Q: Does all chemotherapy cause nausea and vomiting?

Different types of chemotherapy can have different effects. Some chemotherapy medications have a very high risk of nausea and vomiting while others carry a minimal risk of this side effect. Some cause acute nausea and vomiting (within the first 24 hours of receiving chemotherapy), others cause the symptoms days after treatment.

Your doctor and your oncology care team can help you understand how likely it is that the particular treatment you are receiving will cause nausea and vomiting and can help you plan to manage your symptoms to minimize the discomfort involved with receiving chemotherapy!

Q: Why does chemotherapy often cause these symptoms?

Nausea and vomiting are controlled by the central nervous system by a number of different pathways.

Nausea and vomiting is controlled by two areas of the brain: the vomiting center, which has overall control of vomiting, and the Chemoreceptor Trigger Zone (CTZ), which sends signals to the vomiting center.

The brain's vomiting center gets information from a number of places, including:

  • the Chemoreceptor Trigger Zone (CTZ)
  • senses, such as taste and smell
  • emotions, such as fear and distress
  • the inner ear
  • the stomach

Chemotherapy sends messages to the brain's vomiting center in two ways:

  • Through the Chemoreceptor Trigger Zone (CTZ). Chemotherapy drugs cause the body to release certain chemicals like serotonin, dopamine, and histamine. These chemicals activate the brain's CTZ and vomiting center.
  • Through the gastrointestinal system – chemotherapy works by stopping or slowing the growth of cancer cells, which grow and divide quickly. But it can also harm healthy cells that grow and divide quickly, such as those in the lining of your mouth, stomach and intestines. This damage can cause serotonin to be released. The serotonin serves as a messenger that signals the brain’s vomiting center.

Q: How long do these symptoms last?

Acute Chemotherapy Induced Nausea and Vomiting (CINV) can begin within a few minutes to several hours after chemotherapy and usually ends within 24 hours. The nausea and vomiting is generally most severe for the first 5 or 6 hours after therapy.

Delayed CINV occurs more than 24 hours after chemotherapy and may continue for several days. The nausea and vomiting is usually most severe about 48 to 72 hours after treatment and can last for up to 6 or 7 days.

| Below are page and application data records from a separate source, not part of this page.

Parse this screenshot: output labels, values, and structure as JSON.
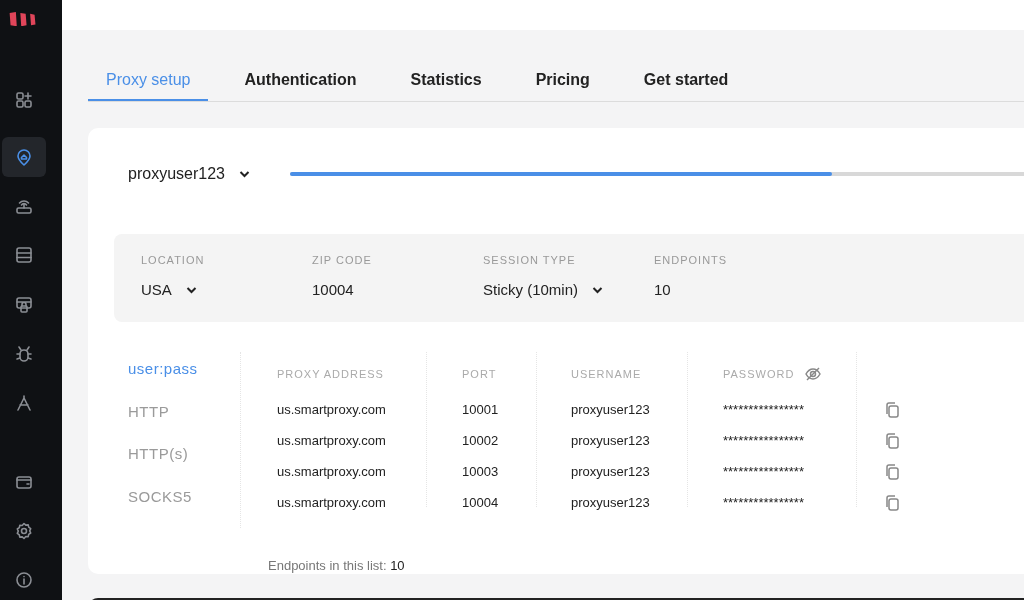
{
  "sidebar": {
    "items": [
      {
        "selected": false
      },
      {
        "selected": true
      },
      {
        "selected": false
      },
      {
        "selected": false
      },
      {
        "selected": false
      },
      {
        "selected": false
      },
      {
        "selected": false
      },
      {
        "selected": false
      },
      {
        "selected": false
      },
      {
        "selected": false
      }
    ]
  },
  "tabs": [
    {
      "label": "Proxy setup",
      "selected": true
    },
    {
      "label": "Authentication",
      "selected": false
    },
    {
      "label": "Statistics",
      "selected": false
    },
    {
      "label": "Pricing",
      "selected": false
    },
    {
      "label": "Get started",
      "selected": false
    }
  ],
  "user_selector": {
    "value": "proxyuser123"
  },
  "progress": {
    "level": 0.71
  },
  "filters": [
    {
      "label": "LOCATION",
      "value": "USA",
      "kind": "dropdown"
    },
    {
      "label": "ZIP CODE",
      "value": "10004",
      "kind": "text"
    },
    {
      "label": "SESSION TYPE",
      "value": "Sticky (10min)",
      "kind": "dropdown"
    },
    {
      "label": "ENDPOINTS",
      "value": "10",
      "kind": "text"
    }
  ],
  "protocols": [
    {
      "label": "user:pass",
      "selected": true
    },
    {
      "label": "HTTP",
      "selected": false
    },
    {
      "label": "HTTP(s)",
      "selected": false
    },
    {
      "label": "SOCKS5",
      "selected": false
    }
  ],
  "table": {
    "columns": [
      "PROXY ADDRESS",
      "PORT",
      "USERNAME",
      "PASSWORD"
    ],
    "rows": [
      [
        "us.smartproxy.com",
        "10001",
        "proxyuser123",
        "****************"
      ],
      [
        "us.smartproxy.com",
        "10002",
        "proxyuser123",
        "****************"
      ],
      [
        "us.smartproxy.com",
        "10003",
        "proxyuser123",
        "****************"
      ],
      [
        "us.smartproxy.com",
        "10004",
        "proxyuser123",
        "****************"
      ]
    ]
  },
  "footer": {
    "text": "Endpoints in this list: **10**"
  }
}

Anticipatory CINV affects people who suffered nausea and vomiting in previous cancer treatments. Anticipatory CINV can be triggered by things that a person associates with chemotherapy, including certain smells, tastes, objects, or images.

Q: What are the most effective medications to treat nausea and vomiting?

The most effective medications may depend on the type of chemotherapy you are receiving and your risk of CINV. Here at UNC, the Comprehensive Cancer Support Program staff can help your doctor find the best combination of drugs to control your symptoms effectively.

You should talk to your doctor before you start chemotherapy, as many times you can take a medication before chemotherapy if you are at risk for CINV.

Q: Is there anything I can try if I don’t want to take a medication?

If you have anticipatory nausea and vomiting, there are a number of techniques that you can use to help with these symptoms.  These include guided imagery, hypnosis, relaxation techniques, behavioral modification techniques and distraction. The UNC Comprehensive Cancer Support Program team can help direct you to these resources.

For acute or delayed nausea and vomiting, some people find that it helps to change their eating habits and diet. UNC has a nutritionist on our care team who can help you make changes to avoid nausea and vomiting.  The National Cancer Institute also offers a free e-book with eating hints: http://www.cancer.gov/cancerinfo/eatinghintsIcon indicating that a link will open an external site.

Other non-medication approaches to control CINV include guided imagery, acupuncture, acupressure and hypnosis.

For more information, visit us on the web at http://unclineberger.org/ccsp